The attack on the Russian embassy took place on 13 March. Four Russians were wounded when a grenade was thrown over the walls of the embassy. The blast knocked down some fencing around a tennis court, but no serious damage was caused. A group of Russian children had left the area only minutes before.
The Cuban embassy was attacked during the night of 2 April, and one militiaman was seriously wounded. Two grenades were thrown into the grounds of the embassy, the second one exploding just after a squad of local militia had arrived at the building.
On Monday (12 April) a big explosion was heard by travellers passing close to an arms and ammunition supply depot in the city. The people who heard the explosion did not know what had caused it, or how much damage it had done.
The Laotian authorities have blamed the attacks on "reactionary elements" and teenage delinquents, and the day before the latest attack, the Government announced that it was taking "draconian measures" to clamp down on the problem.
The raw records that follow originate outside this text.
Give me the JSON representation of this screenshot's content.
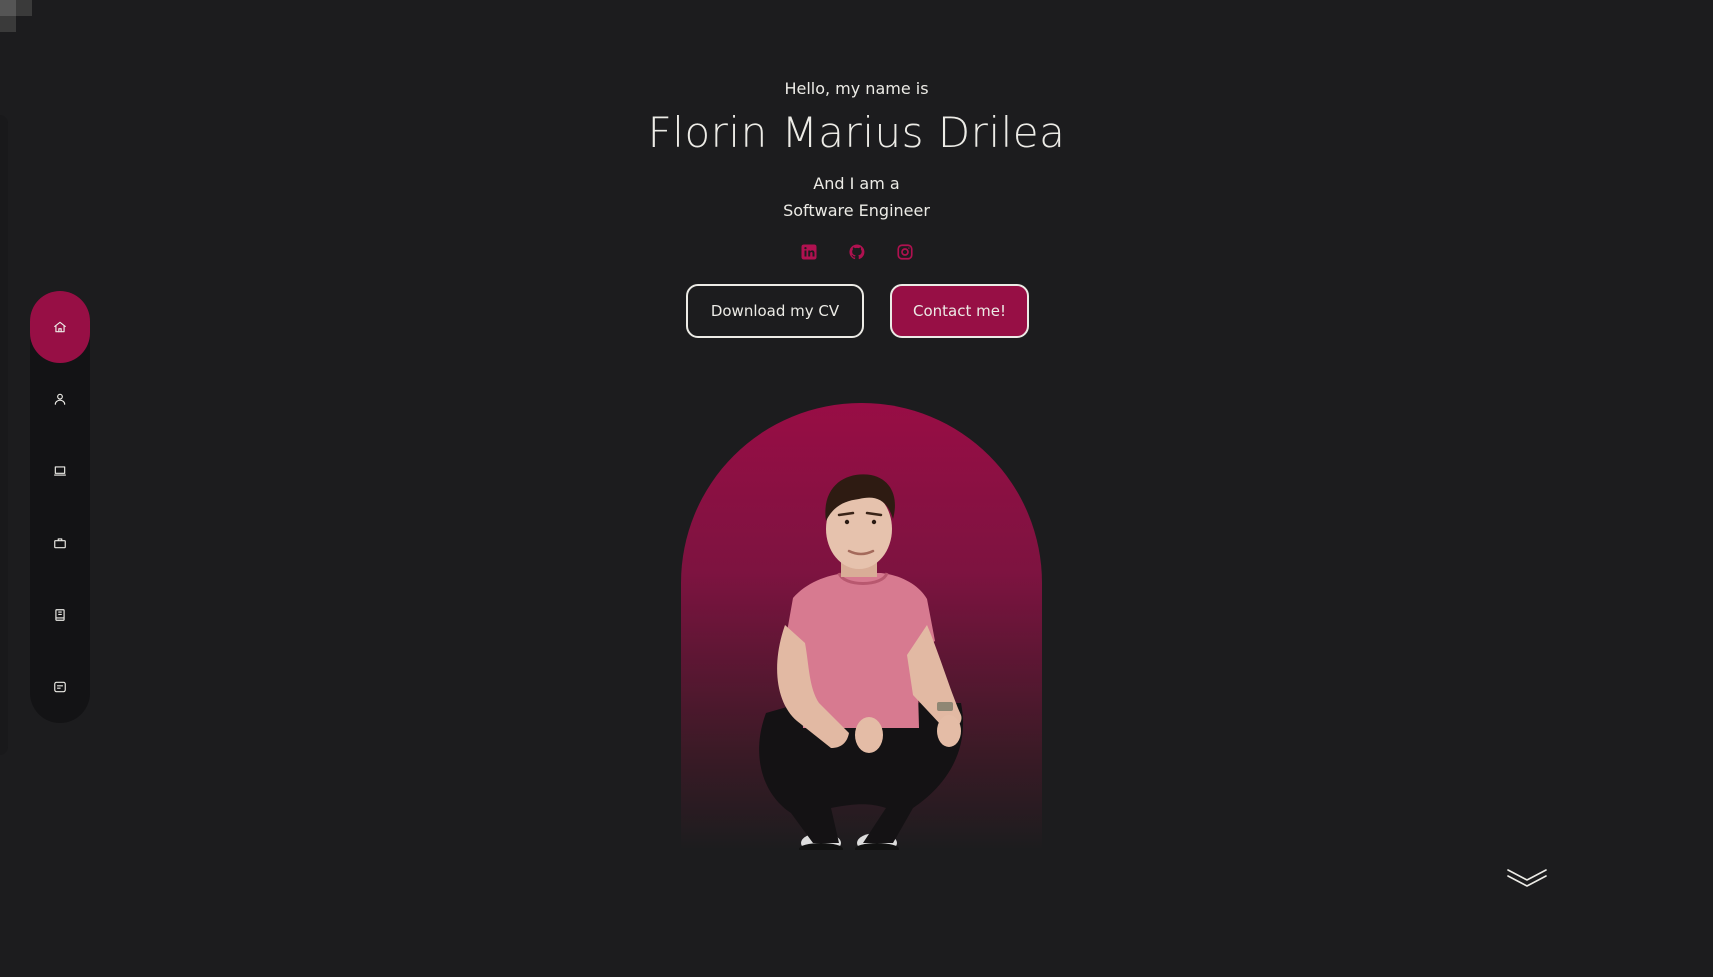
{
  "hero": {
    "greeting": "Hello, my name is",
    "name": "Florin Marius Drilea",
    "role_intro": "And I am a",
    "role": "Software Engineer"
  },
  "socials": [
    {
      "icon": "linkedin-icon"
    },
    {
      "icon": "github-icon"
    },
    {
      "icon": "instagram-icon"
    }
  ],
  "buttons": {
    "download_cv": "Download my CV",
    "contact": "Contact me!"
  },
  "sidebar": {
    "items": [
      {
        "icon": "home-icon",
        "active": true
      },
      {
        "icon": "user-icon",
        "active": false
      },
      {
        "icon": "laptop-icon",
        "active": false
      },
      {
        "icon": "briefcase-icon",
        "active": false
      },
      {
        "icon": "book-icon",
        "active": false
      },
      {
        "icon": "message-icon",
        "active": false
      }
    ]
  },
  "colors": {
    "background": "#1c1c1e",
    "accent": "#970f45",
    "text": "#ecebe6",
    "sidebar": "#131315"
  },
  "scroll_indicator": {
    "icon": "chevrons-down-icon"
  }
}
During the previous 48 hours hundreds of people were reported to have been detained.
Many of them were understood to be foreigners, mainly Vietnamese or Chinese residents in Laos. The Laotian security forces are understood to have put the detainees under guard in various houses in Vientiane's four principal districts.
When announcing the measures, the Minister of Information, Mr. Sisana Sisan, said that the programme would also involved the re-education of "those who until now, were unwilling to meet with the new political realities". He said the delinquents would have several months of re-education during which they would learn how to behave properly.
In the middle of last month the authorities began a soft-line re-education campaign, designed to warn delinquent teenagers that they should change their behaviour. But subsequent news agency reports said that when this gentler approach failed to obtain the expected results, the authorities adopted the hardline approach announced by Mr. Sisan.
Those expected to attend the new re-education seminars included students freshly graduated from French universities or supposedly converted neutrals and right-wingers who were still considered reactionary. The new campaign was heralded during seminars organised by the Government for people's groups and professional organisations. A high percentage of those attending re-education seminars are government employees.